WORK TASK: Exactly as they appear, output all of the records. Skip any images.
----- RECORD EXCERPTS
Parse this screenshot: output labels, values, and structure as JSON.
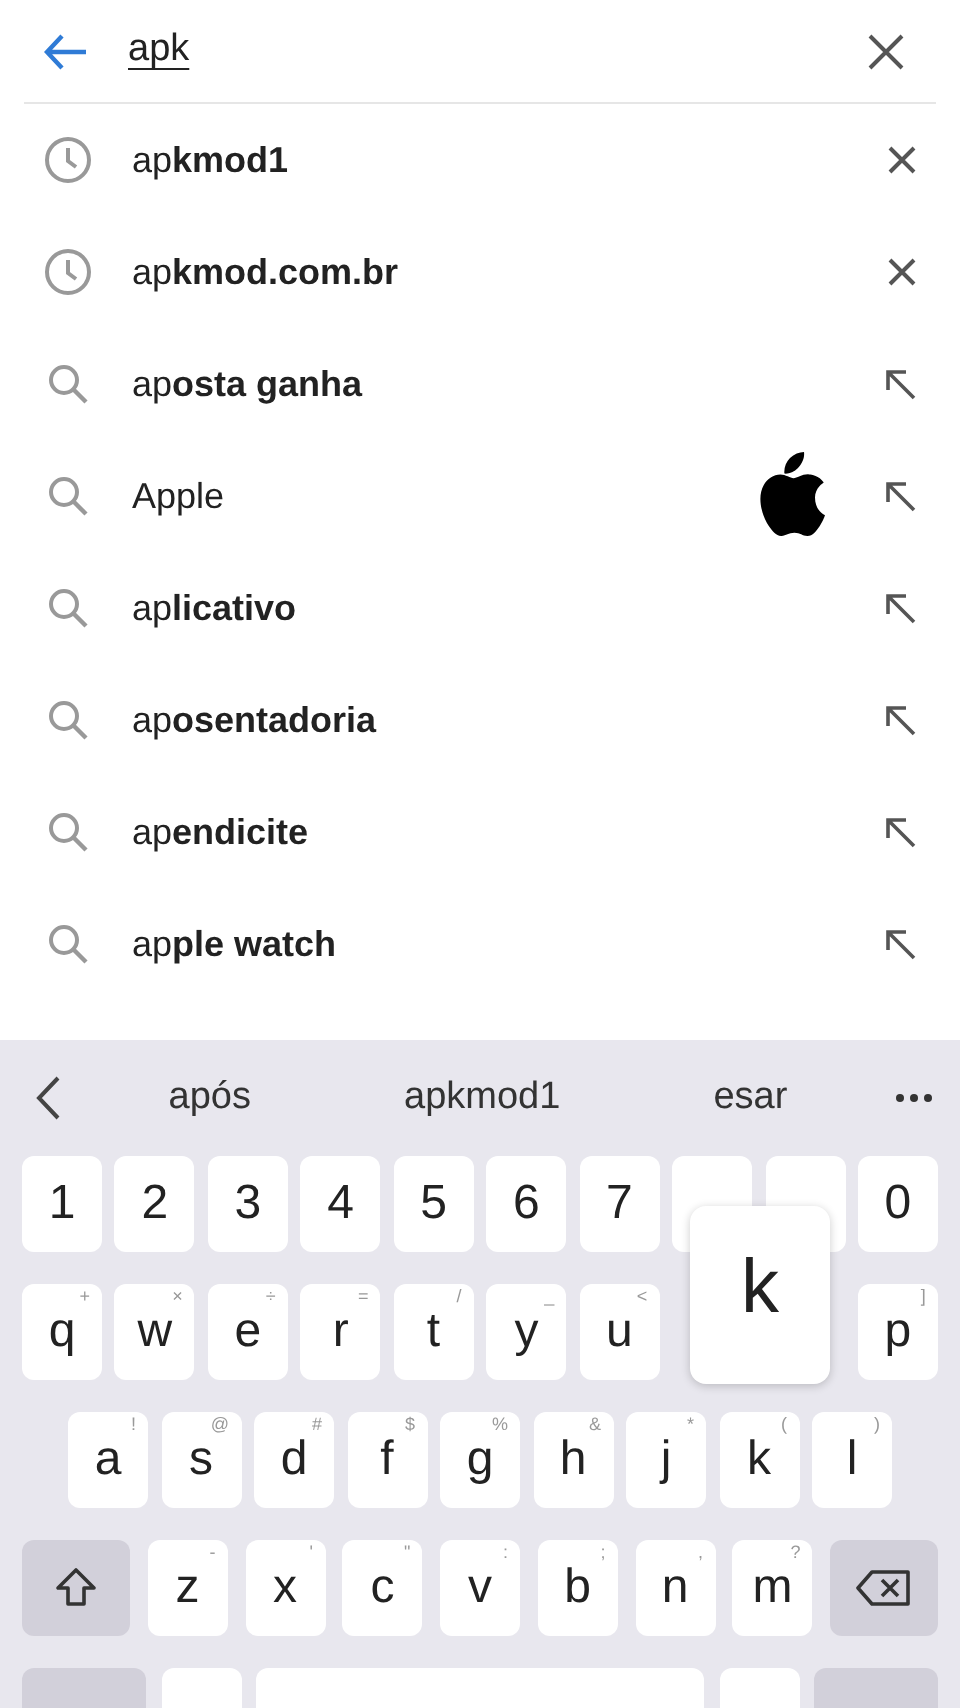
{
  "search": {
    "value": "apk"
  },
  "suggestions": [
    {
      "kind": "history",
      "text": "ap**kmod1**"
    },
    {
      "kind": "history",
      "text": "ap**kmod.com.br**"
    },
    {
      "kind": "query",
      "text": "ap**osta ganha**"
    },
    {
      "kind": "query",
      "text": "Apple"
    },
    {
      "kind": "query",
      "text": "ap**licativo**"
    },
    {
      "kind": "query",
      "text": "ap**osentadoria**"
    },
    {
      "kind": "query",
      "text": "ap**endicite**"
    },
    {
      "kind": "query",
      "text": "ap**ple watch**"
    }
  ],
  "keyboard": {
    "candidates": [
      "após",
      "apkmod1",
      "esar"
    ],
    "popup": {
      "label": "k"
    },
    "rows": [
      {
        "keys": [
          {
            "kind": "char",
            "label": "1"
          },
          {
            "kind": "char",
            "label": "2"
          },
          {
            "kind": "char",
            "label": "3"
          },
          {
            "kind": "char",
            "label": "4"
          },
          {
            "kind": "char",
            "label": "5"
          },
          {
            "kind": "char",
            "label": "6"
          },
          {
            "kind": "char",
            "label": "7"
          },
          {
            "kind": "covered"
          },
          {
            "kind": "covered"
          },
          {
            "kind": "char",
            "label": "0"
          }
        ]
      },
      {
        "keys": [
          {
            "kind": "char",
            "label": "q",
            "hint": "+"
          },
          {
            "kind": "char",
            "label": "w",
            "hint": "×"
          },
          {
            "kind": "char",
            "label": "e",
            "hint": "÷"
          },
          {
            "kind": "char",
            "label": "r",
            "hint": "="
          },
          {
            "kind": "char",
            "label": "t",
            "hint": "/"
          },
          {
            "kind": "char",
            "label": "y",
            "hint": "_"
          },
          {
            "kind": "char",
            "label": "u",
            "hint": "<"
          },
          {
            "kind": "covered"
          },
          {
            "kind": "covered"
          },
          {
            "kind": "char",
            "label": "p",
            "hint": "]"
          }
        ]
      },
      {
        "keys": [
          {
            "kind": "char",
            "label": "a",
            "hint": "!"
          },
          {
            "kind": "char",
            "label": "s",
            "hint": "@"
          },
          {
            "kind": "char",
            "label": "d",
            "hint": "#"
          },
          {
            "kind": "char",
            "label": "f",
            "hint": "$"
          },
          {
            "kind": "char",
            "label": "g",
            "hint": "%"
          },
          {
            "kind": "char",
            "label": "h",
            "hint": "&"
          },
          {
            "kind": "char",
            "label": "j",
            "hint": "*"
          },
          {
            "kind": "char",
            "label": "k",
            "hint": "("
          },
          {
            "kind": "char",
            "label": "l",
            "hint": ")"
          }
        ]
      },
      {
        "keys": [
          {
            "kind": "shift"
          },
          {
            "kind": "char",
            "label": "z",
            "hint": "-"
          },
          {
            "kind": "char",
            "label": "x",
            "hint": "'"
          },
          {
            "kind": "char",
            "label": "c",
            "hint": "\""
          },
          {
            "kind": "char",
            "label": "v",
            "hint": ":"
          },
          {
            "kind": "char",
            "label": "b",
            "hint": ";"
          },
          {
            "kind": "char",
            "label": "n",
            "hint": ","
          },
          {
            "kind": "char",
            "label": "m",
            "hint": "?"
          },
          {
            "kind": "backspace"
          }
        ]
      },
      {
        "keys": [
          {
            "kind": "function"
          },
          {
            "kind": "blank"
          },
          {
            "kind": "space"
          },
          {
            "kind": "blank"
          },
          {
            "kind": "enter"
          }
        ]
      }
    ]
  }
}
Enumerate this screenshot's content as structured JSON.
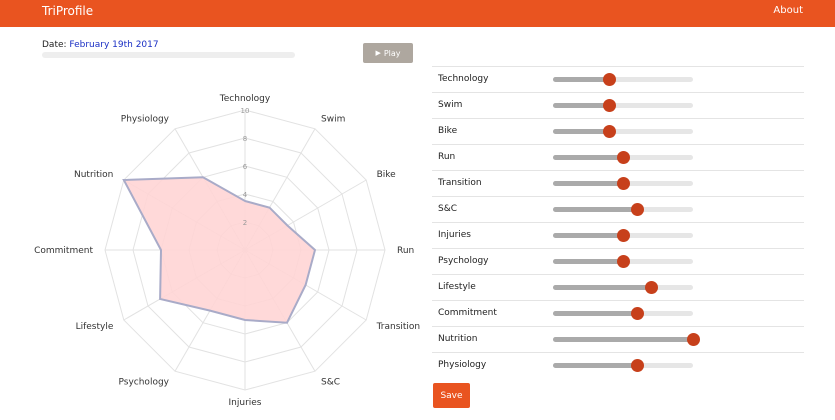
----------
ANSWER SPACE:
Parse this screenshot: output labels, values, and structure as JSON.
{
  "search": {
    "value": "apk"
  },
  "suggestions": [
    {
      "kind": "history",
      "text": "ap**kmod1**"
    },
    {
      "kind": "history",
      "text": "ap**kmod.com.br**"
    },
    {
      "kind": "query",
      "text": "ap**osta ganha**"
    },
    {
      "kind": "query",
      "text": "Apple"
    },
    {
      "kind": "query",
      "text": "ap**licativo**"
    },
    {
      "kind": "query",
      "text": "ap**osentadoria**"
    },
    {
      "kind": "query",
      "text": "ap**endicite**"
    },
    {
      "kind": "query",
      "text": "ap**ple watch**"
    }
  ],
  "keyboard": {
    "candidates": [
      "após",
      "apkmod1",
      "esar"
    ],
    "popup": {
      "label": "k"
    },
    "rows": [
      {
        "keys": [
          {
            "kind": "char",
            "label": "1"
          },
          {
            "kind": "char",
            "label": "2"
          },
          {
            "kind": "char",
            "label": "3"
          },
          {
            "kind": "char",
            "label": "4"
          },
          {
            "kind": "char",
            "label": "5"
          },
          {
            "kind": "char",
            "label": "6"
          },
          {
            "kind": "char",
            "label": "7"
          },
          {
            "kind": "covered"
          },
          {
            "kind": "covered"
          },
          {
            "kind": "char",
            "label": "0"
          }
        ]
      },
      {
        "keys": [
          {
            "kind": "char",
            "label": "q",
            "hint": "+"
          },
          {
            "kind": "char",
            "label": "w",
            "hint": "×"
          },
          {
            "kind": "char",
            "label": "e",
            "hint": "÷"
          },
          {
            "kind": "char",
            "label": "r",
            "hint": "="
          },
          {
            "kind": "char",
            "label": "t",
            "hint": "/"
          },
          {
            "kind": "char",
            "label": "y",
            "hint": "_"
          },
          {
            "kind": "char",
            "label": "u",
            "hint": "<"
          },
          {
            "kind": "covered"
          },
          {
            "kind": "covered"
          },
          {
            "kind": "char",
            "label": "p",
            "hint": "]"
          }
        ]
      },
      {
        "keys": [
          {
            "kind": "char",
            "label": "a",
            "hint": "!"
          },
          {
            "kind": "char",
            "label": "s",
            "hint": "@"
          },
          {
            "kind": "char",
            "label": "d",
            "hint": "#"
          },
          {
            "kind": "char",
            "label": "f",
            "hint": "$"
          },
          {
            "kind": "char",
            "label": "g",
            "hint": "%"
          },
          {
            "kind": "char",
            "label": "h",
            "hint": "&"
          },
          {
            "kind": "char",
            "label": "j",
            "hint": "*"
          },
          {
            "kind": "char",
            "label": "k",
            "hint": "("
          },
          {
            "kind": "char",
            "label": "l",
            "hint": ")"
          }
        ]
      },
      {
        "keys": [
          {
            "kind": "shift"
          },
          {
            "kind": "char",
            "label": "z",
            "hint": "-"
          },
          {
            "kind": "char",
            "label": "x",
            "hint": "'"
          },
          {
            "kind": "char",
            "label": "c",
            "hint": "\""
          },
          {
            "kind": "char",
            "label": "v",
            "hint": ":"
          },
          {
            "kind": "char",
            "label": "b",
            "hint": ";"
          },
          {
            "kind": "char",
            "label": "n",
            "hint": ","
          },
          {
            "kind": "char",
            "label": "m",
            "hint": "?"
          },
          {
            "kind": "backspace"
          }
        ]
      },
      {
        "keys": [
          {
            "kind": "function"
          },
          {
            "kind": "blank"
          },
          {
            "kind": "space"
          },
          {
            "kind": "blank"
          },
          {
            "kind": "enter"
          }
        ]
      }
    ]
  }
}
Enumerate this screenshot's content as structured JSON.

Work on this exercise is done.